First, let’s calculate revenue from the deal. This is the total amount of cash you’d get up front.
Number of Groupons to be sold : _______
Price of Groupons : * _______
Gross Revenue : = _______
Groupon’s cut : – _______
(Gross Revenue * a percentage between 33% and 50%)
Final Revenue : …………………….…….= _______
Next we have to consider breakage, the cost of cannibalization, and the likelihood of retaining repeat customers. We begin by establishing the value of an interaction with a customer.
Average Purchase Revenue : _______
Average Cost of Goods Sold : – _______
Average Profit of a Sale : = _______
Redemption Number : _______
(Number of Groupons sold * 70%, thanks to breakage!)
Opportunity Cost of Cannibals : _______
(Redemption Number * 10% * Average Profit of a Sale. You may want to adjust the %.)
Value of New Regulars : _______
(Redemption Number * Average Profit of a Sale * Return Rate * Number of Returns)
According to Professor Dholakia’s research, the Return Rate can vary between 13 and 31 percent. For the number of returns, you’ll have to use your expected life of a customer relationship.
Lastly, very important to consider: what it cost you to offer the deal.

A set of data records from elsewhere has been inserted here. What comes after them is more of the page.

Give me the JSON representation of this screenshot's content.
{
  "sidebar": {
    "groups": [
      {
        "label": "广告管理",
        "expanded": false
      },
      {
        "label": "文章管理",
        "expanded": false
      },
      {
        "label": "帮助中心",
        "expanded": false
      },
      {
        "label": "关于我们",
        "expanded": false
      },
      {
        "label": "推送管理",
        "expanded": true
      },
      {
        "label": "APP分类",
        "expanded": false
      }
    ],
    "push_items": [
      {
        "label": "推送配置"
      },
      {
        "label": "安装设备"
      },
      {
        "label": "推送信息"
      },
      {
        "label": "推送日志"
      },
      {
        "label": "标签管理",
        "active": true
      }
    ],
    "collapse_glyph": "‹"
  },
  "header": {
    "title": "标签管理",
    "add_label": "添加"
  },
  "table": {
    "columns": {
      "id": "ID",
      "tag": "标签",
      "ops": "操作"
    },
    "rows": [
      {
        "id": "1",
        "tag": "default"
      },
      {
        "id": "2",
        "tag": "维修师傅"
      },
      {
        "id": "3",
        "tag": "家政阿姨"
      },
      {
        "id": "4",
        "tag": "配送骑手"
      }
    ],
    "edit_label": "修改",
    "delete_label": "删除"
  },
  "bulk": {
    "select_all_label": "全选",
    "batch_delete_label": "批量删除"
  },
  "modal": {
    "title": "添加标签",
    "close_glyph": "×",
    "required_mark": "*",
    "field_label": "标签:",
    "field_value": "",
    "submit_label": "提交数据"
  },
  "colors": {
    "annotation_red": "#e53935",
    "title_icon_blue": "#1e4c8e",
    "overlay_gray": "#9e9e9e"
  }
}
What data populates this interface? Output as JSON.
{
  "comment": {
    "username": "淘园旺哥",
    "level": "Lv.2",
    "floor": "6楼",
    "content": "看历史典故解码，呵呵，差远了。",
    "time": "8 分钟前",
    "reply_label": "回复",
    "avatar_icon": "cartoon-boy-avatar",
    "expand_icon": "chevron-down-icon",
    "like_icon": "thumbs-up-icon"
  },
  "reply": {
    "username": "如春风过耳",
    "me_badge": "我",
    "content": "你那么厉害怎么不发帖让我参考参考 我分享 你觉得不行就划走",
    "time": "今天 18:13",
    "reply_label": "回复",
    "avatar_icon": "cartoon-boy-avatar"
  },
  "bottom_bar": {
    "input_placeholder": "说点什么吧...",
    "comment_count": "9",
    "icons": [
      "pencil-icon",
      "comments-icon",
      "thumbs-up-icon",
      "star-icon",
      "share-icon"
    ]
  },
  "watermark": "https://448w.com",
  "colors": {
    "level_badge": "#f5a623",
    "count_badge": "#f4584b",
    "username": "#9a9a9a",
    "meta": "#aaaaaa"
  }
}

Cost to Offer : _______
(Redemption number * average Cost of Goods Sold)
Whew, that’s a lot of math. Now for the grand finale!
Rough Estimate of What a Groupon Is Worth =
Final Revenue + Value of New Regulars – Cost to Offer – Opportunity Cost of Cannibals
You could throw in miscellaneous factors mentioned previously, like overcrowding or marketing value, but those will vary considerably across businesses and may stray into the realm of pure guesswork. (Of course, if you’d be interested in having a more sophisticated calculation done, with fancy MBA terminology like “net present value” and “discounted cash flows,” there are plenty of smart and talented folks at Babson who could do exactly that.)
What It All Means
After running this calculation for a local restaurant—1,000 Groupons sold at $10 for $20 face value, $18 average purchase with $9 average cost of goods sold, with new customers returning an average of twice—I found that running a Groupon deal was essentially a break-even proposition, plus or minus $500 depending on how optimistic I chose to be with the assumptions—hardly a runaway success. The most impactful factor is what I described as the Return Rate: while you won’t be able to get a majority of bargain hunters to return to your establishment, the difference between being able to capture 15 percent and 30 percent represents the difference between making money and losing money.
In essence, this demonstrates that a Groupon offering will do little to help a venue with an undifferentiated product, like the uninspiring pizza/sub/wings shops ubiquitous in the Boston metro area, while it could substantially expand the customer base for a more unique establishment that has a higher chance of luring customers back with a distinctive product or service, even when the next guy is offering a 70 percent off social coupon.